GRAHAM BRUCE, managing director of Laurencekirk-based farm co-op Ringlink, is this year’s recipient of the Royal Northern Agricultural Society award for outstanding service to North-east agriculture.

There was also recognition for Buchan farmer, David Smith, Cloffrickford, Auchnagatt, who received the Aberdeen and Northern Marts’ award for service on a more local basis, particularly to his local community, NFU Scotland and his commitment to renewable energy.

Pig buildings specialist, James Buckingham, Kirkton House, Culsalmond, received the Argo family’s Unsung Hero award, in appreciation of his unstinting service to North-east pig farmers in the installation and monitoring of ventilation systems for pig buildings and wet feeding systems.

The under-35 award went to Alford agricultural engineer, Stuart Duncan, Redhouse, Tullynessle, who has built up a strong following for his prompt, 24-hour repair service to farmers since branching out on his own.

Agricultural apprentice awards went to Rebecca Bradley, Clashindarroch Cottage, Gartly and James Scott, The Rothes, Market Street, Maud and the agricultural engineering award will be presented to Martyn Burnett, Dennyvale, Oyne, an apprentice with NRN, Insch.

Mr Bruce was appointed managing director of Angus and Mearns Machinery ring when it was formed in 1988. Operating from his kitchen table initially, he has steered the business from a first-year turnover of £175,000 and a loss of £6000 (the only loss it has ever recorded) with 140 members to a £50 million business with 2800 members.

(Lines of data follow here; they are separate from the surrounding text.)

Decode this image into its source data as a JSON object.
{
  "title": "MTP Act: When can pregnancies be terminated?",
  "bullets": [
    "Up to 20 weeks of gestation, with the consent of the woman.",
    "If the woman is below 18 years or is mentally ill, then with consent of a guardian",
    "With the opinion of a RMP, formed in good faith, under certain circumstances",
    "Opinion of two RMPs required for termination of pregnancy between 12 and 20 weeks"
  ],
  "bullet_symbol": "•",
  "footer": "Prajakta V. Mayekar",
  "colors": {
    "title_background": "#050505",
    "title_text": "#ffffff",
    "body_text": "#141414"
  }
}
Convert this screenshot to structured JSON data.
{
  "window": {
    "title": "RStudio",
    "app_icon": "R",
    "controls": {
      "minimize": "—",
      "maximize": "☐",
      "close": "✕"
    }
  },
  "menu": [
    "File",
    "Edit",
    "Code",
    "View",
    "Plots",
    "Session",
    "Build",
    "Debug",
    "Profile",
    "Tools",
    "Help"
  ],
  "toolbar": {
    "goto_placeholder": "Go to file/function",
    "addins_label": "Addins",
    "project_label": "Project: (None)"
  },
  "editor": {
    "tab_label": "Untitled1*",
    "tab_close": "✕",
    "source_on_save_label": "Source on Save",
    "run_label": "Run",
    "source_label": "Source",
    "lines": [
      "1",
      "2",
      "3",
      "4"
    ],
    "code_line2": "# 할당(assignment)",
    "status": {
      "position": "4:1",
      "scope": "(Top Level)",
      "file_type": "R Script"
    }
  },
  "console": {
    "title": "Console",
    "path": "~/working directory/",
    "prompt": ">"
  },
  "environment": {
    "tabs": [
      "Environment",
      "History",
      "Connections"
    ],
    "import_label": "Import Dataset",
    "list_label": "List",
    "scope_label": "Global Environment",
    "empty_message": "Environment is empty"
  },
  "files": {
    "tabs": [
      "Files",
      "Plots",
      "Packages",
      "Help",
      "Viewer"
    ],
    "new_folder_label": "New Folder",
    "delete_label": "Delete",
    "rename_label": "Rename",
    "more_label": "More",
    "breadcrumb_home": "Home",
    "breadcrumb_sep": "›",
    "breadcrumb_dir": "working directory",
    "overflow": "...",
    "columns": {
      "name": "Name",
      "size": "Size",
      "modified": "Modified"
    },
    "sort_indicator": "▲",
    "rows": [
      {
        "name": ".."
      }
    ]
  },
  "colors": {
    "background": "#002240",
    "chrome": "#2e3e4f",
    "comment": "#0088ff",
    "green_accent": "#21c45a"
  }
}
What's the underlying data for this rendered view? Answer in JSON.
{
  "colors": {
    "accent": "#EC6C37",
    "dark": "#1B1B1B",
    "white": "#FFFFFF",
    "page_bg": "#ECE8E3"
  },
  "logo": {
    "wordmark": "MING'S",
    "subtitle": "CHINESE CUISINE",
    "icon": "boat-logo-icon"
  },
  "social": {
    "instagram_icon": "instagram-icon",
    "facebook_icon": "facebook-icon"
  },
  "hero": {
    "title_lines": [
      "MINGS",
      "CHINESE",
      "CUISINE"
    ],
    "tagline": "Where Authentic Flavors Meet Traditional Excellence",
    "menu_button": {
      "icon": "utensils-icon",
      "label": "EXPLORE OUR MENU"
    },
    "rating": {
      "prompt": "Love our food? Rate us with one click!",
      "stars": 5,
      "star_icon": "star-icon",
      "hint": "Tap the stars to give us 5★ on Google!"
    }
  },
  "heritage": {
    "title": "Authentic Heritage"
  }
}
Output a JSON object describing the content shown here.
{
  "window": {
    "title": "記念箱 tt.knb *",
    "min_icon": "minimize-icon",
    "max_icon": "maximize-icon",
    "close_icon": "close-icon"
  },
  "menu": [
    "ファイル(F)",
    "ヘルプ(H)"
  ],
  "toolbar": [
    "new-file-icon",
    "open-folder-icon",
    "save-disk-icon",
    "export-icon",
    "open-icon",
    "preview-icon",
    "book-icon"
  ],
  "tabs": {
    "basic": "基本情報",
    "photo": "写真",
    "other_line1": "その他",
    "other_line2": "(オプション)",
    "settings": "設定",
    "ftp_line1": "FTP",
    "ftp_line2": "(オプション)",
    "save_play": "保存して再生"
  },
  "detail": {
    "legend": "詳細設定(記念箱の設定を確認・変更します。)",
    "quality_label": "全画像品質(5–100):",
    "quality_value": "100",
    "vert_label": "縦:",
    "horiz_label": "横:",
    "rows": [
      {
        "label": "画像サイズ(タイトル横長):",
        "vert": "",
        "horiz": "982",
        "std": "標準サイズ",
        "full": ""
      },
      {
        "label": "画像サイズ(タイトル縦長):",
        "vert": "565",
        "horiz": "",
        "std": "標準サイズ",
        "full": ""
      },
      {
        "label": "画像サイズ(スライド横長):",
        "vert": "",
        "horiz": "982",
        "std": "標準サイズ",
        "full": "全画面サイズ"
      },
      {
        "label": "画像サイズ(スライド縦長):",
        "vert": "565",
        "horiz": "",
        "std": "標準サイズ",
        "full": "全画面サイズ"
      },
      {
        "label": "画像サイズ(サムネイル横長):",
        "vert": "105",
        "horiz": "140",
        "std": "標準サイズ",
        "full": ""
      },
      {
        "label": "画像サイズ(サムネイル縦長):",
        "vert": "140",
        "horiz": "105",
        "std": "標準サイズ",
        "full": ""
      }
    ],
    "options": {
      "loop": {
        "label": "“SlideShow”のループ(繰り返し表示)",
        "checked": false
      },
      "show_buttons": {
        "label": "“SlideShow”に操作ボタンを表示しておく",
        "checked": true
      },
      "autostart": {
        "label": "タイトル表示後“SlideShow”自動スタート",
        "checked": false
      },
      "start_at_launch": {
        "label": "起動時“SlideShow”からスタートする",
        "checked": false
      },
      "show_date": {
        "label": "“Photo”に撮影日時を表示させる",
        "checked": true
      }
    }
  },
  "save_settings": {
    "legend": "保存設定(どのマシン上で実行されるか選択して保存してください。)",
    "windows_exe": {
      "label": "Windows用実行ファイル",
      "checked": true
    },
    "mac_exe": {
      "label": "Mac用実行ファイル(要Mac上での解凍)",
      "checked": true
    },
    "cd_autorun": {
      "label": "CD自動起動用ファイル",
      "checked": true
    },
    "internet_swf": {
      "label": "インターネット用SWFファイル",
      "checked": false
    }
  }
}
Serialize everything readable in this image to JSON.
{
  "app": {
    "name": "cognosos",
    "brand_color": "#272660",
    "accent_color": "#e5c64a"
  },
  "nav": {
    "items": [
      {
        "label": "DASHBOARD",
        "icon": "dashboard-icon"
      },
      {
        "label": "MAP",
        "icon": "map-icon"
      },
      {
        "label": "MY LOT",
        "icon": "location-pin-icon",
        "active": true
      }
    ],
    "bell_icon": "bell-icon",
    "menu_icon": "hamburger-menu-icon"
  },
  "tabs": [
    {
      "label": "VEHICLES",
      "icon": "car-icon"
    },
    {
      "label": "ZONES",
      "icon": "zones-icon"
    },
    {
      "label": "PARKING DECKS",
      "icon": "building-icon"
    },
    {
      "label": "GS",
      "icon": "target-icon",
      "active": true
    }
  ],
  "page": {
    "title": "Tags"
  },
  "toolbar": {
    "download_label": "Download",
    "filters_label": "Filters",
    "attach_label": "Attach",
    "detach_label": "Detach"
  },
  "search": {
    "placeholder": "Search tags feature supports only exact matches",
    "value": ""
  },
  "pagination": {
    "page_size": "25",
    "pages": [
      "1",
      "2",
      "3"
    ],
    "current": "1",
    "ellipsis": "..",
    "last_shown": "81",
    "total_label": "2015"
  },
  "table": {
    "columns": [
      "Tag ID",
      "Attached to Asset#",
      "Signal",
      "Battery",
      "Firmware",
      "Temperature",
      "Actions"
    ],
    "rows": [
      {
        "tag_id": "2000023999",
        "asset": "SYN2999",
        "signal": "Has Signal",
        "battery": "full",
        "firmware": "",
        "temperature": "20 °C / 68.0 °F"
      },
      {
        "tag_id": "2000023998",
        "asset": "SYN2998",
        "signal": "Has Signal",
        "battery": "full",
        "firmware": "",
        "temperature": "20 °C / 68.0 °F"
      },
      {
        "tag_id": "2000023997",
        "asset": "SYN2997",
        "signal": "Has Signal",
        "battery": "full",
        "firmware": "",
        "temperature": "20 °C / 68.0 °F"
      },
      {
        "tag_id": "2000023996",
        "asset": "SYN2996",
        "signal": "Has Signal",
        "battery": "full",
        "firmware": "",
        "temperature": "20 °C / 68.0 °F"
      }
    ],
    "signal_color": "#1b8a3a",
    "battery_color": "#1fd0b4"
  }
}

Ringlink was formed in 1998 following the merger with the North-east ring and the Gordon and Buchan ring joined in 2004. The emphasis in the early days was on the sharing of farm machinery and labour to utilise spare machinery and labour capacity. But this initial concept, while still an important part of the business, has been eclipsed by the dramatic growth of a diverse range of services, including the supply of commodities such as fuel, straw, animal feeds, silage wrap and twine and the provision of training through Ringlink Services. Members now enjoy the benefit of the bulk buying of fuel and electricity and discounts on Toyota and Case IH products.

A major focus over the past five years has been the development of a high successful internship scheme designed to attract youngsters into farming which has now been officially recognised as a pre-apprenticeship scheme.

The citation supporting Mr Bruce’s nomination stated: “Without a shadow of doubt, Graham has made an outstanding contribution to the industry and it seems only fitting that his exemplary efforts should be recognised as Ringlink celebrates 30 successful years in business.”

David Smith started farming in his own right as a 20-year-old on a small farm near Auchnagatt and now farms 800 acres with a 250-head beef enterprise and growing excellent crops on moderate land as a result of good management and an appetite for hard work. He is not known as “Hurricane Davie” for nothing!

He has always made an important contribution to his local community and in recent years has played a major role in NFU Scotland, promoting the union to new members and building bridges with local politicians.

He is a former chairman of the New Deer branch and the union’s renewable energy co-ordinator for Scotland. His investment in eight wind turbines has benefited local community associations and he is now concentrating on hydrogen storage, to the extent of installing a hydrogen unit in his Land Rover to reduce carbon emissions.

“David is a very community spirited individual and spends a lot of time for the common good and helping neighbours and friends,” his citation stated. “His enthusiasm is incredible and has not been curbed by a serious accident 11 years ago when he fell through a roof and spent six weeks in hospital.”

James Buckingham is a former researcher with both the old North of Scotland College of Agriculture and the Rowett Research Institute, has carved out a unique niche for himself, not just in the North-east but throughout the UK, since setting up his own business 30 years ago.

He has successfully bridged academia and “practical common sense” and is highly regarded for his expertise and practical approach to the design and installation of ventilation systems and the introduction of computerised wet feeding systems for pigs. “His systems are a ‘must have’ management tool,” said one citation.

But it is as much for his dedication to his farming clients that he has been nominated for the award, regularly ‘phoning pig farmers to advise them of problems which he has picked up from his remote access to their systems and turning up at any time of the day or night to sort out problems.

“He has a fairly unorthodox work pattern but he always gets the job done,” said another citation. “James is deserving of this award for his dedication to the pig industry in a selfless manner, always putting his customers and their pigs before himself.”

Stuart Duncan started his own business after serving his time as an apprentice mechanic, repairing all types of farm machinery and dealing in second hand and new implements. It is not uncommon for him to work through the night repairing implements and machinery for the next morning to avoid any down time for farmers.

“This personal service is very much appreciated by his customers,” stated his supporting citation. “Nothing is too much trouble for him and he deserves to be nominated for the award because of the service he provides to the agricultural industry."